Dataset records:
======

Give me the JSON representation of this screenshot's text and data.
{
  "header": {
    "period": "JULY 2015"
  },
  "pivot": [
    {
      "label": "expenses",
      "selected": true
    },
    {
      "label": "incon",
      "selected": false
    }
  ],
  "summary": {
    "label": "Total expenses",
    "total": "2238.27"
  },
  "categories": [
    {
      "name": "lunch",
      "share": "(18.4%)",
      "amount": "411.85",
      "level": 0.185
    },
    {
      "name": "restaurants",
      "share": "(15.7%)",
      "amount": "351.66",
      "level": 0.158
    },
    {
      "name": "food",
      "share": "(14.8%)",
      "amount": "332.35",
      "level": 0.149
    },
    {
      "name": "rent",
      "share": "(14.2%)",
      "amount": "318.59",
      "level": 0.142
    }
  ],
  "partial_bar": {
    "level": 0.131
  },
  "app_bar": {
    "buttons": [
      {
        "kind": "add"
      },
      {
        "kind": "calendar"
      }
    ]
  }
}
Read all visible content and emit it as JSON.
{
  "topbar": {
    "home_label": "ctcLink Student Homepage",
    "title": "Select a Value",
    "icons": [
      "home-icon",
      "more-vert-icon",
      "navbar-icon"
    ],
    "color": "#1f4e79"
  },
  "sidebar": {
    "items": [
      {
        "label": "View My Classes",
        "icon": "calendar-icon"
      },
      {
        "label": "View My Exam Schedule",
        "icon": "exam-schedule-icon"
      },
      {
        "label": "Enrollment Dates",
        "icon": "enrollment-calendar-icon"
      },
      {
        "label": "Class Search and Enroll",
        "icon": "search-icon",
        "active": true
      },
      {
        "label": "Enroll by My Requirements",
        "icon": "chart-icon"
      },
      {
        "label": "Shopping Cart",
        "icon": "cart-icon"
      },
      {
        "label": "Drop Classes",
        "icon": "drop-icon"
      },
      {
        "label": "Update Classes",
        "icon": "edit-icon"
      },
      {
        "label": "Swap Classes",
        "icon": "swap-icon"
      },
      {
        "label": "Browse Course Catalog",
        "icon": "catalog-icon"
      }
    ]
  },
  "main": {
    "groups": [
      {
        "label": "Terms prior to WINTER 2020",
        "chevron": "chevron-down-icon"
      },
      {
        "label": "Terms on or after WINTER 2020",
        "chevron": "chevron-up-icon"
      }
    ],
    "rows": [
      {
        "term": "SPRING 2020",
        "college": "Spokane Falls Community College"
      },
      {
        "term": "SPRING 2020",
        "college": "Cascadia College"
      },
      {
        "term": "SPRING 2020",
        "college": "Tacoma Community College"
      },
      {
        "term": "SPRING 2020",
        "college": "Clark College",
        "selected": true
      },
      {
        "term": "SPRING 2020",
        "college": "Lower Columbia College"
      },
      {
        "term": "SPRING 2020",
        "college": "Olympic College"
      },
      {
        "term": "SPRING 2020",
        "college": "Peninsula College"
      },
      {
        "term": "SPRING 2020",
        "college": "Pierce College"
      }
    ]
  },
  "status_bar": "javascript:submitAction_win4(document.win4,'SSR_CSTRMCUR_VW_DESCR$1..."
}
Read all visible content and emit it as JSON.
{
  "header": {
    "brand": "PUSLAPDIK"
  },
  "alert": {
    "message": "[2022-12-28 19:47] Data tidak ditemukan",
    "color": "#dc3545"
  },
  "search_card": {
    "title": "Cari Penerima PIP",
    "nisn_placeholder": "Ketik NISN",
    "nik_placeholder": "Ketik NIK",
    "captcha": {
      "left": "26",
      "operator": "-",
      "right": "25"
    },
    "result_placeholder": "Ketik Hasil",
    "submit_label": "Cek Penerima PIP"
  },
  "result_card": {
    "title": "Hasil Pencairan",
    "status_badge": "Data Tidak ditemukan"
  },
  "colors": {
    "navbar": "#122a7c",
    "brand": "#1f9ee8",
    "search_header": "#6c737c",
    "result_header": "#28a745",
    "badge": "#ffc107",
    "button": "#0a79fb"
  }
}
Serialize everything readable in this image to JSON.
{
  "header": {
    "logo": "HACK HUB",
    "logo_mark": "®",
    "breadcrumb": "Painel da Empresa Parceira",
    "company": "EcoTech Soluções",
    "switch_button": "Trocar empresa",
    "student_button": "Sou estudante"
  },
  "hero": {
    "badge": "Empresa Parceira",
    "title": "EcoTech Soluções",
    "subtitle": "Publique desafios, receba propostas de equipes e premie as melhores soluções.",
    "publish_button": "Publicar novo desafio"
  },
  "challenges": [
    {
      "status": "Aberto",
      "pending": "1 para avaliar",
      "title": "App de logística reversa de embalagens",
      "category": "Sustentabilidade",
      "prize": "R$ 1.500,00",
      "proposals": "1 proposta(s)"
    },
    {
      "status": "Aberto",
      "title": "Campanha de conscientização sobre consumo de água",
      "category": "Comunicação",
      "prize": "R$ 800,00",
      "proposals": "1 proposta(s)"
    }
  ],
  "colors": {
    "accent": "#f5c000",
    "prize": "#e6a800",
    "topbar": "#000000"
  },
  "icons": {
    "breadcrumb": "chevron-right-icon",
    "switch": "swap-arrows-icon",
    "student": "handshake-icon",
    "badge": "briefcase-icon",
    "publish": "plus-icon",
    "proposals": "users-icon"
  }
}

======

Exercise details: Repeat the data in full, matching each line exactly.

Exercise output:
Give me the JSON representation of this screenshot's text and data.
{
  "header": {
    "period": "JULY 2015"
  },
  "pivot": [
    {
      "label": "expenses",
      "selected": true
    },
    {
      "label": "incon",
      "selected": false
    }
  ],
  "summary": {
    "label": "Total expenses",
    "total": "2238.27"
  },
  "categories": [
    {
      "name": "lunch",
      "share": "(18.4%)",
      "amount": "411.85",
      "level": 0.185
    },
    {
      "name": "restaurants",
      "share": "(15.7%)",
      "amount": "351.66",
      "level": 0.158
    },
    {
      "name": "food",
      "share": "(14.8%)",
      "amount": "332.35",
      "level": 0.149
    },
    {
      "name": "rent",
      "share": "(14.2%)",
      "amount": "318.59",
      "level": 0.142
    }
  ],
  "partial_bar": {
    "level": 0.131
  },
  "app_bar": {
    "buttons": [
      {
        "kind": "add"
      },
      {
        "kind": "calendar"
      }
    ]
  }
}
Read all visible content and emit it as JSON.
{
  "topbar": {
    "home_label": "ctcLink Student Homepage",
    "title": "Select a Value",
    "icons": [
      "home-icon",
      "more-vert-icon",
      "navbar-icon"
    ],
    "color": "#1f4e79"
  },
  "sidebar": {
    "items": [
      {
        "label": "View My Classes",
        "icon": "calendar-icon"
      },
      {
        "label": "View My Exam Schedule",
        "icon": "exam-schedule-icon"
      },
      {
        "label": "Enrollment Dates",
        "icon": "enrollment-calendar-icon"
      },
      {
        "label": "Class Search and Enroll",
        "icon": "search-icon",
        "active": true
      },
      {
        "label": "Enroll by My Requirements",
        "icon": "chart-icon"
      },
      {
        "label": "Shopping Cart",
        "icon": "cart-icon"
      },
      {
        "label": "Drop Classes",
        "icon": "drop-icon"
      },
      {
        "label": "Update Classes",
        "icon": "edit-icon"
      },
      {
        "label": "Swap Classes",
        "icon": "swap-icon"
      },
      {
        "label": "Browse Course Catalog",
        "icon": "catalog-icon"
      }
    ]
  },
  "main": {
    "groups": [
      {
        "label": "Terms prior to WINTER 2020",
        "chevron": "chevron-down-icon"
      },
      {
        "label": "Terms on or after WINTER 2020",
        "chevron": "chevron-up-icon"
      }
    ],
    "rows": [
      {
        "term": "SPRING 2020",
        "college": "Spokane Falls Community College"
      },
      {
        "term": "SPRING 2020",
        "college": "Cascadia College"
      },
      {
        "term": "SPRING 2020",
        "college": "Tacoma Community College"
      },
      {
        "term": "SPRING 2020",
        "college": "Clark College",
        "selected": true
      },
      {
        "term": "SPRING 2020",
        "college": "Lower Columbia College"
      },
      {
        "term": "SPRING 2020",
        "college": "Olympic College"
      },
      {
        "term": "SPRING 2020",
        "college": "Peninsula College"
      },
      {
        "term": "SPRING 2020",
        "college": "Pierce College"
      }
    ]
  },
  "status_bar": "javascript:submitAction_win4(document.win4,'SSR_CSTRMCUR_VW_DESCR$1..."
}
Read all visible content and emit it as JSON.
{
  "header": {
    "brand": "PUSLAPDIK"
  },
  "alert": {
    "message": "[2022-12-28 19:47] Data tidak ditemukan",
    "color": "#dc3545"
  },
  "search_card": {
    "title": "Cari Penerima PIP",
    "nisn_placeholder": "Ketik NISN",
    "nik_placeholder": "Ketik NIK",
    "captcha": {
      "left": "26",
      "operator": "-",
      "right": "25"
    },
    "result_placeholder": "Ketik Hasil",
    "submit_label": "Cek Penerima PIP"
  },
  "result_card": {
    "title": "Hasil Pencairan",
    "status_badge": "Data Tidak ditemukan"
  },
  "colors": {
    "navbar": "#122a7c",
    "brand": "#1f9ee8",
    "search_header": "#6c737c",
    "result_header": "#28a745",
    "badge": "#ffc107",
    "button": "#0a79fb"
  }
}
Serialize everything readable in this image to JSON.
{
  "header": {
    "logo": "HACK HUB",
    "logo_mark": "®",
    "breadcrumb": "Painel da Empresa Parceira",
    "company": "EcoTech Soluções",
    "switch_button": "Trocar empresa",
    "student_button": "Sou estudante"
  },
  "hero": {
    "badge": "Empresa Parceira",
    "title": "EcoTech Soluções",
    "subtitle": "Publique desafios, receba propostas de equipes e premie as melhores soluções.",
    "publish_button": "Publicar novo desafio"
  },
  "challenges": [
    {
      "status": "Aberto",
      "pending": "1 para avaliar",
      "title": "App de logística reversa de embalagens",
      "category": "Sustentabilidade",
      "prize": "R$ 1.500,00",
      "proposals": "1 proposta(s)"
    },
    {
      "status": "Aberto",
      "title": "Campanha de conscientização sobre consumo de água",
      "category": "Comunicação",
      "prize": "R$ 800,00",
      "proposals": "1 proposta(s)"
    }
  ],
  "colors": {
    "accent": "#f5c000",
    "prize": "#e6a800",
    "topbar": "#000000"
  },
  "icons": {
    "breadcrumb": "chevron-right-icon",
    "switch": "swap-arrows-icon",
    "student": "handshake-icon",
    "badge": "briefcase-icon",
    "publish": "plus-icon",
    "proposals": "users-icon"
  }
}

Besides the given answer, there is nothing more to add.